Joseph, 34 years old, homeless on and off since age five


Michele Ashlee rejoins our conversation with the story of Ricardo, AKA Chicago


Providing hope for the homeless in the back alcove of Rundel Library

People who Person Centered Housing Options has helped


A weekend celebrating the 75th anniversary of St. Joseph’s House. And remembering Tanny in Washington Square Park.

About The Author


Welcome to Talker of the Town! My name is David Kramer. I have a Ph.D in English and teach at Keuka College. I am a former and still active Fellow at the Nazareth College Center for Public History and a Storyteller in Residence at the SmallMatters Institute. Over the years, I have taught at Monroe Community College, the Rochester Institute of Technology and St. John Fisher College.

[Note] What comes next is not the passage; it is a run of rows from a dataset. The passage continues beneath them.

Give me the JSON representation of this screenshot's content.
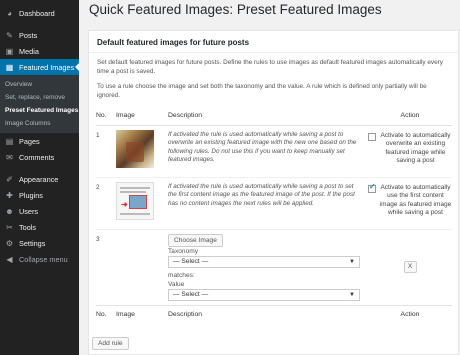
{
  "sidebar": {
    "items": [
      {
        "icon": "dashboard-icon",
        "glyph": "◕",
        "label": "Dashboard"
      },
      {
        "icon": "pin-icon",
        "glyph": "✎",
        "label": "Posts"
      },
      {
        "icon": "media-icon",
        "glyph": "▣",
        "label": "Media"
      },
      {
        "icon": "featured-images-icon",
        "glyph": "▦",
        "label": "Featured Images"
      },
      {
        "icon": "pages-icon",
        "glyph": "▤",
        "label": "Pages"
      },
      {
        "icon": "comments-icon",
        "glyph": "✉",
        "label": "Comments"
      },
      {
        "icon": "appearance-icon",
        "glyph": "✐",
        "label": "Appearance"
      },
      {
        "icon": "plugins-icon",
        "glyph": "✚",
        "label": "Plugins"
      },
      {
        "icon": "users-icon",
        "glyph": "☻",
        "label": "Users"
      },
      {
        "icon": "tools-icon",
        "glyph": "✂",
        "label": "Tools"
      },
      {
        "icon": "settings-icon",
        "glyph": "⚙",
        "label": "Settings"
      },
      {
        "icon": "collapse-icon",
        "glyph": "◀",
        "label": "Collapse menu"
      }
    ],
    "submenu": [
      "Overview",
      "Set, replace, remove",
      "Preset Featured Images",
      "Image Columns"
    ]
  },
  "page": {
    "title": "Quick Featured Images: Preset Featured Images",
    "box_title": "Default featured images for future posts",
    "desc1": "Set default featured images for future posts. Define the rules to use images as default featured images automatically every time a post is saved.",
    "desc2": "To use a rule choose the image and set both the taxonomy and the value. A rule which is defined only partially will be ignored."
  },
  "table": {
    "headers": {
      "no": "No.",
      "image": "Image",
      "description": "Description",
      "action": "Action"
    },
    "rows": [
      {
        "no": "1",
        "description": "If activated the rule is used automatically while saving a post to overwrite an existing featured image with the new one based on the following rules. Do not use this if you want to keep manually set featured images.",
        "action": "Activate to automatically overwrite an existing featured image while saving a post",
        "checked": false
      },
      {
        "no": "2",
        "description": "If activated the rule is used automatically while saving a post to set the first content image as the featured image of the post. If the post has no content images the next rules will be applied.",
        "action": "Activate to automatically use the first content image as featured image while saving a post",
        "checked": true
      }
    ],
    "rule3": {
      "no": "3",
      "choose_image": "Choose Image",
      "taxonomy_label": "Taxonomy",
      "taxonomy_value": "— Select —",
      "matches_label": "matches:",
      "value_label": "Value",
      "value_value": "— Select —",
      "remove": "X"
    }
  },
  "add_rule": "Add rule"
}
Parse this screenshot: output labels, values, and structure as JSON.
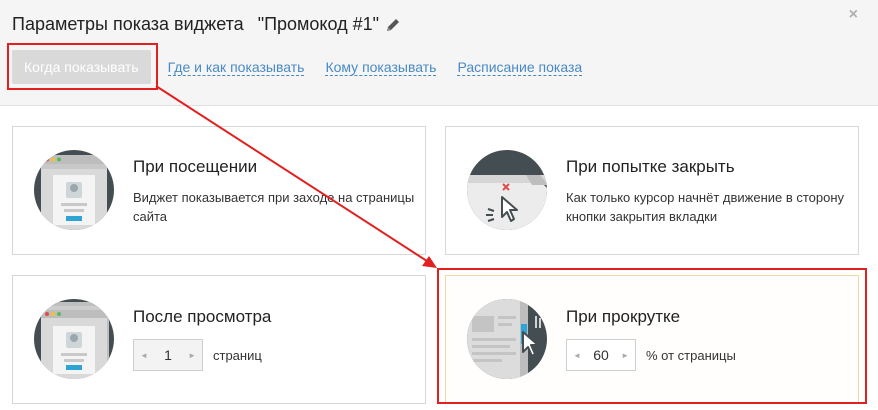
{
  "header": {
    "title": "Параметры показа виджета",
    "widget_name": "\"Промокод #1\"",
    "close_label": "×"
  },
  "tabs": [
    {
      "label": "Когда показывать",
      "active": true
    },
    {
      "label": "Где и как показывать",
      "active": false
    },
    {
      "label": "Кому показывать",
      "active": false
    },
    {
      "label": "Расписание показа",
      "active": false
    }
  ],
  "cards": [
    {
      "title": "При посещении",
      "desc": "Виджет показывается при заходе на страницы сайта"
    },
    {
      "title": "При попытке закрыть",
      "desc": "Как только курсор начнёт движение в сторону кнопки закрытия вкладки"
    },
    {
      "title": "После просмотра",
      "value": "1",
      "unit": "страниц"
    },
    {
      "title": "При прокрутке",
      "value": "60",
      "unit": "% от страницы"
    }
  ],
  "stepper": {
    "dec": "◄",
    "inc": "►"
  },
  "colors": {
    "link": "#4a8ac4",
    "tab_active_bg": "#d9d9d9",
    "annotation": "#e32020",
    "icon_dark": "#444d52",
    "accent_blue": "#2ea3d6"
  }
}
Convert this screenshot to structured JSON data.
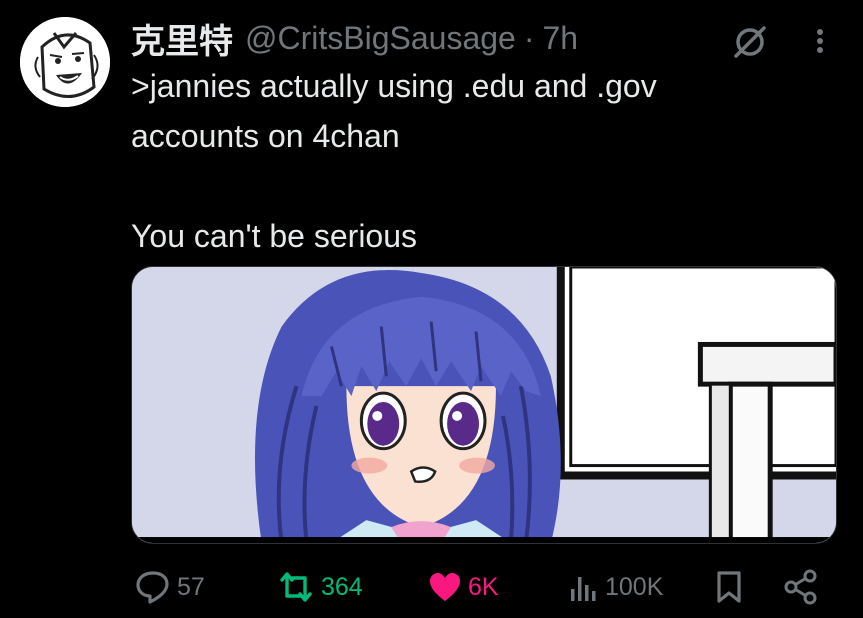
{
  "user": {
    "display_name": "克里特",
    "handle": "@CritsBigSausage",
    "separator": "·",
    "time": "7h",
    "avatar_icon": "cartoon-face-avatar"
  },
  "tweet": {
    "lines": [
      ">jannies actually using .edu and .gov",
      "accounts on 4chan",
      "",
      "You can't be serious"
    ],
    "media_description_icon": "anime-girl-image"
  },
  "actions": {
    "replies": "57",
    "retweets": "364",
    "likes": "6K",
    "views": "100K"
  },
  "colors": {
    "background": "#000000",
    "text": "#e7e9ea",
    "muted": "#71767b",
    "retweet_active": "#00ba7c",
    "like_active": "#f91880"
  },
  "icons": [
    "grok-icon",
    "more-icon",
    "reply-icon",
    "retweet-icon",
    "heart-icon",
    "views-icon",
    "bookmark-icon",
    "share-icon"
  ]
}
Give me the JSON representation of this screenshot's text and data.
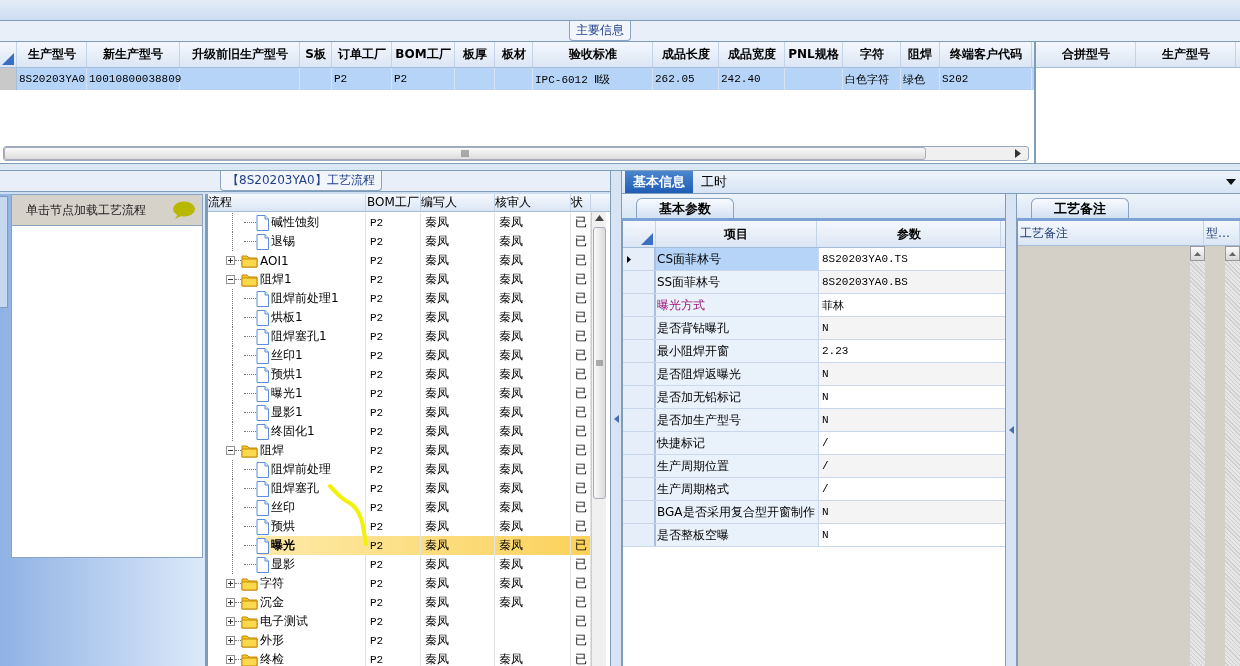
{
  "main_info": {
    "title": "主要信息",
    "columns": [
      "生产型号",
      "新生产型号",
      "升级前旧生产型号",
      "S板",
      "订单工厂",
      "BOM工厂",
      "板厚",
      "板材",
      "验收标准",
      "成品长度",
      "成品宽度",
      "PNL规格",
      "字符",
      "阻焊",
      "终端客户代码"
    ],
    "rows": [
      {
        "selected": true,
        "cells": [
          "8S20203YA0",
          "10010800038809",
          null,
          null,
          "P2",
          "P2",
          null,
          null,
          "IPC-6012 Ⅱ级",
          "262.05",
          "242.40",
          null,
          "白色字符",
          "绿色",
          "S202"
        ]
      }
    ]
  },
  "merge_grid": {
    "columns": [
      "合拼型号",
      "生产型号"
    ]
  },
  "process_flow": {
    "title": "【8S20203YA0】工艺流程",
    "hint": "单击节点加载工艺流程",
    "columns": [
      "流程",
      "BOM工厂",
      "编写人",
      "核审人",
      "状"
    ],
    "tree": [
      {
        "kind": "offscreen",
        "children": [
          {
            "kind": "file",
            "name": "碱性蚀刻",
            "bom": "P2",
            "writer": "秦凤",
            "reviewer": "秦凤",
            "status": "已",
            "selected": false
          },
          {
            "kind": "file",
            "name": "退锡",
            "bom": "P2",
            "writer": "秦凤",
            "reviewer": "秦凤",
            "status": "已",
            "selected": false
          }
        ]
      },
      {
        "kind": "folder",
        "name": "AOI1",
        "expanded": false,
        "bom": "P2",
        "writer": "秦凤",
        "reviewer": "秦凤",
        "status": "已",
        "selected": false
      },
      {
        "kind": "folder",
        "name": "阻焊1",
        "expanded": true,
        "bom": "P2",
        "writer": "秦凤",
        "reviewer": "秦凤",
        "status": "已",
        "selected": false,
        "children": [
          {
            "kind": "file",
            "name": "阻焊前处理1",
            "bom": "P2",
            "writer": "秦凤",
            "reviewer": "秦凤",
            "status": "已",
            "selected": false
          },
          {
            "kind": "file",
            "name": "烘板1",
            "bom": "P2",
            "writer": "秦凤",
            "reviewer": "秦凤",
            "status": "已",
            "selected": false
          },
          {
            "kind": "file",
            "name": "阻焊塞孔1",
            "bom": "P2",
            "writer": "秦凤",
            "reviewer": "秦凤",
            "status": "已",
            "selected": false
          },
          {
            "kind": "file",
            "name": "丝印1",
            "bom": "P2",
            "writer": "秦凤",
            "reviewer": "秦凤",
            "status": "已",
            "selected": false
          },
          {
            "kind": "file",
            "name": "预烘1",
            "bom": "P2",
            "writer": "秦凤",
            "reviewer": "秦凤",
            "status": "已",
            "selected": false
          },
          {
            "kind": "file",
            "name": "曝光1",
            "bom": "P2",
            "writer": "秦凤",
            "reviewer": "秦凤",
            "status": "已",
            "selected": false
          },
          {
            "kind": "file",
            "name": "显影1",
            "bom": "P2",
            "writer": "秦凤",
            "reviewer": "秦凤",
            "status": "已",
            "selected": false
          },
          {
            "kind": "file",
            "name": "终固化1",
            "bom": "P2",
            "writer": "秦凤",
            "reviewer": "秦凤",
            "status": "已",
            "selected": false
          }
        ]
      },
      {
        "kind": "folder",
        "name": "阻焊",
        "expanded": true,
        "bom": "P2",
        "writer": "秦凤",
        "reviewer": "秦凤",
        "status": "已",
        "selected": false,
        "children": [
          {
            "kind": "file",
            "name": "阻焊前处理",
            "bom": "P2",
            "writer": "秦凤",
            "reviewer": "秦凤",
            "status": "已",
            "selected": false
          },
          {
            "kind": "file",
            "name": "阻焊塞孔",
            "bom": "P2",
            "writer": "秦凤",
            "reviewer": "秦凤",
            "status": "已",
            "selected": false
          },
          {
            "kind": "file",
            "name": "丝印",
            "bom": "P2",
            "writer": "秦凤",
            "reviewer": "秦凤",
            "status": "已",
            "selected": false
          },
          {
            "kind": "file",
            "name": "预烘",
            "bom": "P2",
            "writer": "秦凤",
            "reviewer": "秦凤",
            "status": "已",
            "selected": false
          },
          {
            "kind": "file",
            "name": "曝光",
            "bom": "P2",
            "writer": "秦凤",
            "reviewer": "秦凤",
            "status": "已",
            "selected": true
          },
          {
            "kind": "file",
            "name": "显影",
            "bom": "P2",
            "writer": "秦凤",
            "reviewer": "秦凤",
            "status": "已",
            "selected": false
          }
        ]
      },
      {
        "kind": "folder",
        "name": "字符",
        "expanded": false,
        "bom": "P2",
        "writer": "秦凤",
        "reviewer": "秦凤",
        "status": "已",
        "selected": false
      },
      {
        "kind": "folder",
        "name": "沉金",
        "expanded": false,
        "bom": "P2",
        "writer": "秦凤",
        "reviewer": "秦凤",
        "status": "已",
        "selected": false
      },
      {
        "kind": "folder",
        "name": "电子测试",
        "expanded": false,
        "bom": "P2",
        "writer": "秦凤",
        "status": "已",
        "selected": false
      },
      {
        "kind": "folder",
        "name": "外形",
        "expanded": false,
        "bom": "P2",
        "writer": "秦凤",
        "status": "已",
        "selected": false
      },
      {
        "kind": "folder",
        "name": "终检",
        "expanded": false,
        "bom": "P2",
        "writer": "秦凤",
        "reviewer": "秦凤",
        "status": "已",
        "selected": false
      }
    ]
  },
  "detail_tabs": [
    {
      "label": "基本信息",
      "selected": true
    },
    {
      "label": "工时",
      "selected": false
    }
  ],
  "basic_params": {
    "tab": "基本参数",
    "columns": [
      "项目",
      "参数"
    ],
    "rows": [
      {
        "name": "CS面菲林号",
        "value": "8S20203YA0.TS",
        "selected": true,
        "highlight": false
      },
      {
        "name": "SS面菲林号",
        "value": "8S20203YA0.BS",
        "selected": false,
        "highlight": false
      },
      {
        "name": "曝光方式",
        "value": "菲林",
        "selected": false,
        "highlight": true
      },
      {
        "name": "是否背钻曝孔",
        "value": "N",
        "selected": false,
        "highlight": false
      },
      {
        "name": "最小阻焊开窗",
        "value": "2.23",
        "selected": false,
        "highlight": false
      },
      {
        "name": "是否阻焊返曝光",
        "value": "N",
        "selected": false,
        "highlight": false
      },
      {
        "name": "是否加无铅标记",
        "value": "N",
        "selected": false,
        "highlight": false
      },
      {
        "name": "是否加生产型号",
        "value": "N",
        "selected": false,
        "highlight": false
      },
      {
        "name": "快捷标记",
        "value": "/",
        "selected": false,
        "highlight": false
      },
      {
        "name": "生产周期位置",
        "value": "/",
        "selected": false,
        "highlight": false
      },
      {
        "name": "生产周期格式",
        "value": "/",
        "selected": false,
        "highlight": false
      },
      {
        "name": "BGA是否采用复合型开窗制作",
        "value": "N",
        "selected": false,
        "highlight": false
      },
      {
        "name": "是否整板空曝",
        "value": "N",
        "selected": false,
        "highlight": false
      }
    ]
  },
  "process_notes": {
    "tab": "工艺备注",
    "columns": [
      "工艺备注",
      "型…"
    ]
  }
}
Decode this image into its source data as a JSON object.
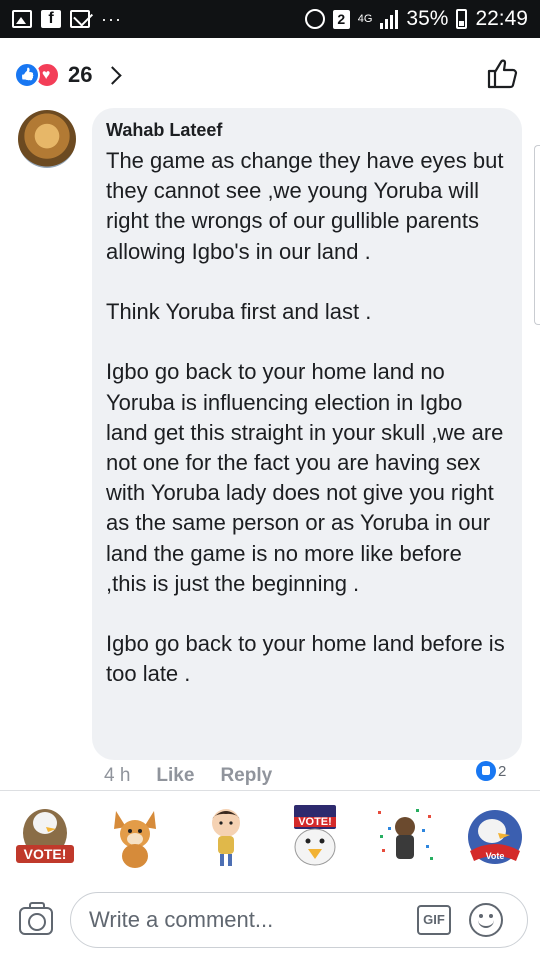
{
  "status_bar": {
    "notification_badge": "2",
    "network": "4G",
    "battery": "35%",
    "time": "22:49",
    "icons": [
      "image-icon",
      "facebook-icon",
      "mail-icon",
      "more-dots-icon",
      "alarm-icon",
      "signal-icon",
      "battery-icon"
    ]
  },
  "reactions": {
    "count": "26",
    "types": [
      "like-icon",
      "love-icon"
    ]
  },
  "comment": {
    "author": "Wahab Lateef",
    "text": "The game as change they have eyes but they cannot see ,we young Yoruba will right the wrongs of our gullible parents allowing Igbo's in our land .\n\nThink Yoruba first and last .\n\nIgbo go back to your home land no Yoruba is influencing election in Igbo land get this straight in your skull ,we are not one for the fact you are having sex with Yoruba lady does not give you right as the same person or as Yoruba in our land the game is no more like before ,this is just the beginning .\n\nIgbo go back to your home land before is too late .",
    "time": "4 h",
    "like_label": "Like",
    "reply_label": "Reply",
    "reaction_count": "2"
  },
  "stickers": [
    {
      "name": "vote-eagle-sticker",
      "label": "VOTE!"
    },
    {
      "name": "dog-sticker",
      "label": ""
    },
    {
      "name": "girl-jumping-sticker",
      "label": ""
    },
    {
      "name": "vote-eagle-hat-sticker",
      "label": "VOTE!"
    },
    {
      "name": "celebration-sticker",
      "label": ""
    },
    {
      "name": "vote-badge-eagle-sticker",
      "label": "Vote"
    }
  ],
  "composer": {
    "placeholder": "Write a comment...",
    "gif_label": "GIF"
  },
  "colors": {
    "accent": "#1877f2",
    "love": "#f33e58",
    "bubble": "#eff1f4"
  }
}
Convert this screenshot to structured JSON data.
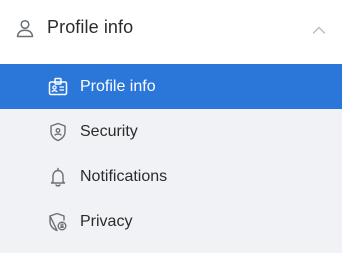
{
  "header": {
    "title": "Profile info",
    "icon": "user-icon",
    "expanded": true
  },
  "menu": {
    "items": [
      {
        "label": "Profile info",
        "icon": "id-card-icon",
        "active": true
      },
      {
        "label": "Security",
        "icon": "shield-icon",
        "active": false
      },
      {
        "label": "Notifications",
        "icon": "bell-icon",
        "active": false
      },
      {
        "label": "Privacy",
        "icon": "privacy-shield-icon",
        "active": false
      }
    ]
  },
  "colors": {
    "accent": "#2b77d9",
    "list_bg": "#f1f2f5",
    "text": "#2b2b2b",
    "icon": "#6b6f76"
  }
}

I have published numerous Guest Essays, Letters, Book Reviews and Opinion pieces in The New York Times, Rochester Democrat and Chronicle, the Buffalo News, the Rochester Patriot, the Providence Journal, the Providence Business News, the Brown Alumni Magazine, the New London Day, the Boston Herald, the Messenger Post Newspapers, the Wedge, the Empty Closet, the CITY, Lake Affect Magazine and Brighton Connections. My poetry appears in The Criterion: An International Journal in English and Rundenalia and my academic writing in War, Literature and the Arts and Twentieth Century Literary Criticism. Starting in February 2013, I wrote for three Democratic and Chronicle  blogs, "Make City Schools Better," "Unite Rochester," and the "Editorial Board." When my tenure at the D & C  ended, I wanted to continue conversations first begun there. And start new ones.  So we created this new space, Talker of the Town, where all are invited to join. I don’t like to say these posts are “mine.” Very few of them are the sole product of my sometimes overheated imagination. Instead, I call them partnerships and collaborations. Or as they say in education, “peer group work.” Talker of the Town might better be Talkers of the Town. The blog won’t thrive without your leads, text, pictures, ideas, facebook shares, tweets, comments and criticisms.


Like what you see on our site? We’d appreciate your support. Please donate today.

Featured Posts